- TASK DESCRIPTION
Make an exact copy of all the entries below, with the pictures left out.

⁂

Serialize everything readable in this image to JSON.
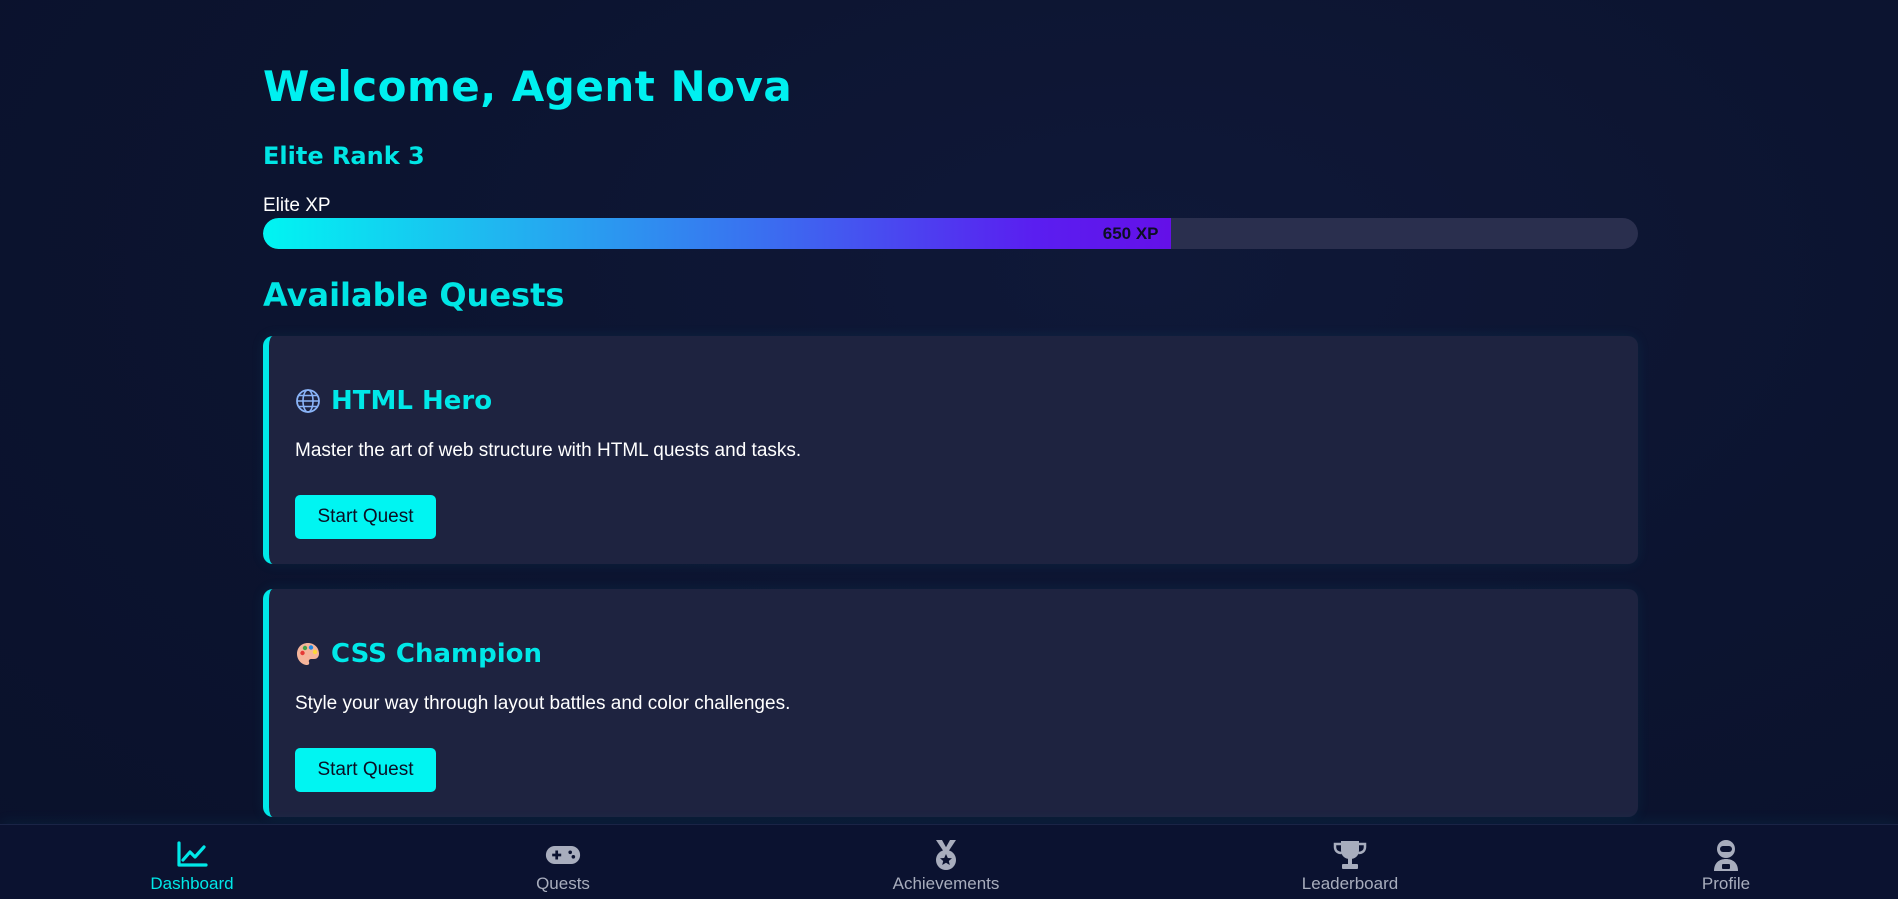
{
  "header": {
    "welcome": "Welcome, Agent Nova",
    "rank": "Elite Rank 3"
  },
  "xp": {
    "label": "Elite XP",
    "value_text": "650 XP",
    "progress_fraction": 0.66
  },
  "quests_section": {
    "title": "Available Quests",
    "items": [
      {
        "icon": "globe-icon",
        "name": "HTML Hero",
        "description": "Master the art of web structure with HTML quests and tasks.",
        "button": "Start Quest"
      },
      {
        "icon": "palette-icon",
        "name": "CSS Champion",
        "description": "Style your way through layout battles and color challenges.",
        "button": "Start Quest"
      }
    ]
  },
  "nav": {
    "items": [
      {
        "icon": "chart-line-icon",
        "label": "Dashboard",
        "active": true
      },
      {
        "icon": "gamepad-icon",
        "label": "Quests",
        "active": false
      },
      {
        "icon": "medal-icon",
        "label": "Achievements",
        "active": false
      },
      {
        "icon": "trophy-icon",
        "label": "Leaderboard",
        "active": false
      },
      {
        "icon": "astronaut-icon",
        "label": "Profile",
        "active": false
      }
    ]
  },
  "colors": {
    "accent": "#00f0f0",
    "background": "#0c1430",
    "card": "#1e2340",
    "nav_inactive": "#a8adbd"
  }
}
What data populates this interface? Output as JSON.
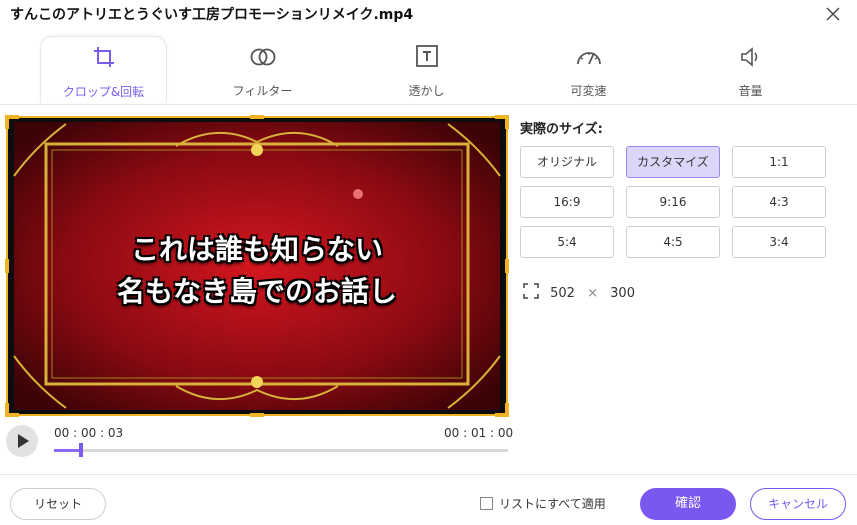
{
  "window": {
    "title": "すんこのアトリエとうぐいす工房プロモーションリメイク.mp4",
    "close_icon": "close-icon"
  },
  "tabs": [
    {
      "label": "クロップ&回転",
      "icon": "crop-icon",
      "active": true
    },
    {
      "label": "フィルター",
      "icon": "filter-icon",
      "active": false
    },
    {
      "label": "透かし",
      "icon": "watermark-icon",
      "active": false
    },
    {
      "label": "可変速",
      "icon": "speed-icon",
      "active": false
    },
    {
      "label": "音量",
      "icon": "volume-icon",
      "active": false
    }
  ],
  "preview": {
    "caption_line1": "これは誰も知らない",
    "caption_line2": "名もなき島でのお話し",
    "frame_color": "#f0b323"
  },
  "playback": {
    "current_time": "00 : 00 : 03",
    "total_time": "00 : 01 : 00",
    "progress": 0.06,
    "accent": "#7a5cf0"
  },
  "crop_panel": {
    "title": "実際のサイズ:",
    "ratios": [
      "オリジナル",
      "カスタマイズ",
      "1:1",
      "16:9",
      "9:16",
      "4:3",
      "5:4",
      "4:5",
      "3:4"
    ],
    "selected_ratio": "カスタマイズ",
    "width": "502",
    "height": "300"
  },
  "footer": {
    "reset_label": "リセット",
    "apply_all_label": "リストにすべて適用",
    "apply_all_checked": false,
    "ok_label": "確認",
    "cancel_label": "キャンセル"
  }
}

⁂

- EXPECTED ANSWER
Serialize everything readable in this image to JSON.
{
  "header": {
    "welcome": "Welcome, Agent Nova",
    "rank": "Elite Rank 3"
  },
  "xp": {
    "label": "Elite XP",
    "value_text": "650 XP",
    "progress_fraction": 0.66
  },
  "quests_section": {
    "title": "Available Quests",
    "items": [
      {
        "icon": "globe-icon",
        "name": "HTML Hero",
        "description": "Master the art of web structure with HTML quests and tasks.",
        "button": "Start Quest"
      },
      {
        "icon": "palette-icon",
        "name": "CSS Champion",
        "description": "Style your way through layout battles and color challenges.",
        "button": "Start Quest"
      }
    ]
  },
  "nav": {
    "items": [
      {
        "icon": "chart-line-icon",
        "label": "Dashboard",
        "active": true
      },
      {
        "icon": "gamepad-icon",
        "label": "Quests",
        "active": false
      },
      {
        "icon": "medal-icon",
        "label": "Achievements",
        "active": false
      },
      {
        "icon": "trophy-icon",
        "label": "Leaderboard",
        "active": false
      },
      {
        "icon": "astronaut-icon",
        "label": "Profile",
        "active": false
      }
    ]
  },
  "colors": {
    "accent": "#00f0f0",
    "background": "#0c1430",
    "card": "#1e2340",
    "nav_inactive": "#a8adbd"
  }
}
What data populates this interface? Output as JSON.
{
  "window": {
    "title": "すんこのアトリエとうぐいす工房プロモーションリメイク.mp4",
    "close_icon": "close-icon"
  },
  "tabs": [
    {
      "label": "クロップ&回転",
      "icon": "crop-icon",
      "active": true
    },
    {
      "label": "フィルター",
      "icon": "filter-icon",
      "active": false
    },
    {
      "label": "透かし",
      "icon": "watermark-icon",
      "active": false
    },
    {
      "label": "可変速",
      "icon": "speed-icon",
      "active": false
    },
    {
      "label": "音量",
      "icon": "volume-icon",
      "active": false
    }
  ],
  "preview": {
    "caption_line1": "これは誰も知らない",
    "caption_line2": "名もなき島でのお話し",
    "frame_color": "#f0b323"
  },
  "playback": {
    "current_time": "00 : 00 : 03",
    "total_time": "00 : 01 : 00",
    "progress": 0.06,
    "accent": "#7a5cf0"
  },
  "crop_panel": {
    "title": "実際のサイズ:",
    "ratios": [
      "オリジナル",
      "カスタマイズ",
      "1:1",
      "16:9",
      "9:16",
      "4:3",
      "5:4",
      "4:5",
      "3:4"
    ],
    "selected_ratio": "カスタマイズ",
    "width": "502",
    "height": "300"
  },
  "footer": {
    "reset_label": "リセット",
    "apply_all_label": "リストにすべて適用",
    "apply_all_checked": false,
    "ok_label": "確認",
    "cancel_label": "キャンセル"
  }
}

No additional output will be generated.